According to the 2010 report by the Social Security Board of Trustees, 54 million people were receiving Social Security benefits, while 157 million people were paying into the fund making the total income $781.1 billion and expenditures were $712.5 billion.
By 2035, there will be less than three potential income earners for every retiree in the population. Despite a current $2.6 trillion dollar surplus, the fund’s debt to compensations trend predicts that the number of beneficiaries will bypass the amount of benefits available by 2036. The trust fund would then be exhausted by 2036 without legislative action.
A recent proposal by a bipartisan group three Democratic and three Republican senators, also known as the ‘Gang of Six’, reportedly created a balanced debt plan. Their proposal to the president suggests a change in calculating the Consumer Price Index, (CPI) which is used to increase Social Security benefits based on the annual cost of living increase, (COLA.)
The program cut would actually decrease the amount of benefits to current and future beneficiaries annually, and the proposal suggests that the lack of funding would force seniors to make wiser purchase choices and to buy lower cost items.
Critics of the proposed cut to COLA suggest that the chained CPI would not work for the elderly population. Daniel Marans, a Policy and Legislative Associate at Social Security Works l association, suggests that lowering the fixed income of African-American seniors woman, who tend to outlive their spouses, would not force them to renegotiate their spending habits but would rather push them into poverty.
“Research has shown that African-American woman have higher life expectancies than their male counterparts. If the Chained CPI proposal is to be approved, their annual cuts would get bigger as they get older,” said Marans.
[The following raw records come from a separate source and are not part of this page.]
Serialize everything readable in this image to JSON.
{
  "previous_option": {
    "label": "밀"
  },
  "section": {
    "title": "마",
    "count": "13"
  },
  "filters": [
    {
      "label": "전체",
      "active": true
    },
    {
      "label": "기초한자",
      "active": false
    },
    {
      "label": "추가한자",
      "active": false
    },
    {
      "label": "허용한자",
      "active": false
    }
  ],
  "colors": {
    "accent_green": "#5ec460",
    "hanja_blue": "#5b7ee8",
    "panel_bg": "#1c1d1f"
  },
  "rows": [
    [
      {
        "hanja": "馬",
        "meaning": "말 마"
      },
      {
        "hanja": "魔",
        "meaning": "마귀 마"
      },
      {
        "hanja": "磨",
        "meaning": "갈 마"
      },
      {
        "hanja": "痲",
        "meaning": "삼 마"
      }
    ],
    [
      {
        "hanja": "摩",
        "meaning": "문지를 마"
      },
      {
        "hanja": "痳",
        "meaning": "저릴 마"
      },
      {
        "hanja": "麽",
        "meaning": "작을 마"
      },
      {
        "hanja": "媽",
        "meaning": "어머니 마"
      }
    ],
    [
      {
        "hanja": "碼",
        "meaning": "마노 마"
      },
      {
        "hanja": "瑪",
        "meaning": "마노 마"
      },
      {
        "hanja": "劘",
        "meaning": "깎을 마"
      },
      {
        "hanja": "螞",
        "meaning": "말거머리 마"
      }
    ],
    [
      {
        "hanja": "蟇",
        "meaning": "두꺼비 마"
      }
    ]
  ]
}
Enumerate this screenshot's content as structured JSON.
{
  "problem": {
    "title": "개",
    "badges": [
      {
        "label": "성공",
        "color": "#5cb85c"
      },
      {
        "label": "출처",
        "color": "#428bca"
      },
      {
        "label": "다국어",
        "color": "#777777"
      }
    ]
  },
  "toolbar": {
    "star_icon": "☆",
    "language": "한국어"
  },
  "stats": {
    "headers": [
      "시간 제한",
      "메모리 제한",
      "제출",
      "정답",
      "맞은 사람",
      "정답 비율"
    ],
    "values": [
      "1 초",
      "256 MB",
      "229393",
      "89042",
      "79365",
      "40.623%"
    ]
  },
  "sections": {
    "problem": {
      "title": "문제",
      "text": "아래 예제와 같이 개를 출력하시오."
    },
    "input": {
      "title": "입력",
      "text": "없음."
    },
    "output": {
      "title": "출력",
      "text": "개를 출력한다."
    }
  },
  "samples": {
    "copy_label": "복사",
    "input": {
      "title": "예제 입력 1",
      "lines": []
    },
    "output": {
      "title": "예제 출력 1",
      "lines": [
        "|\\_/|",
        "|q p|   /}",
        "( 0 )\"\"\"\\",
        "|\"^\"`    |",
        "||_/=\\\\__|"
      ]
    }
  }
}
Marans’ points out that although seniors could probably replace expensive everyday necessities with generic low cost ones, the high price of health care and the all to often inability to replace brand drug costs or medical surgery, is not addressed in the proposed Social Security cost reduction plan. “You can replace the type of toothpaste you buy but if you need a heart bypass you cannot replace that with a hip surgery.”
For African-American seniors like Majors who live in high priced urban cities, the current average annual Social Security benefit of $10,680 barely covers their current standard of living. If the proposed .03 percent cut to Social Security is passed it may increase the longevity of the insurance fund but it may not increase the longevity of the seniors the fund was created to support.
“I have maintained a certain type of lifestyle for the last 40 years,” said Majors. “I could possibly cut back but there are some things I cannot cut back on like the bare necessities of an apartment to live in, a phone to call my disabled sister on, and food to eat.”
Although Majors considers herself lucky to have a pension to fall back on, a cut to her annual Social Security benefits would have her wondering what else she can do to sustain her current lifestyle of simplicity.
“I’ll have to see what else I can do without. I already wear the same shoes and pants for years, I guess I’ll have to learn to eat a little less too.”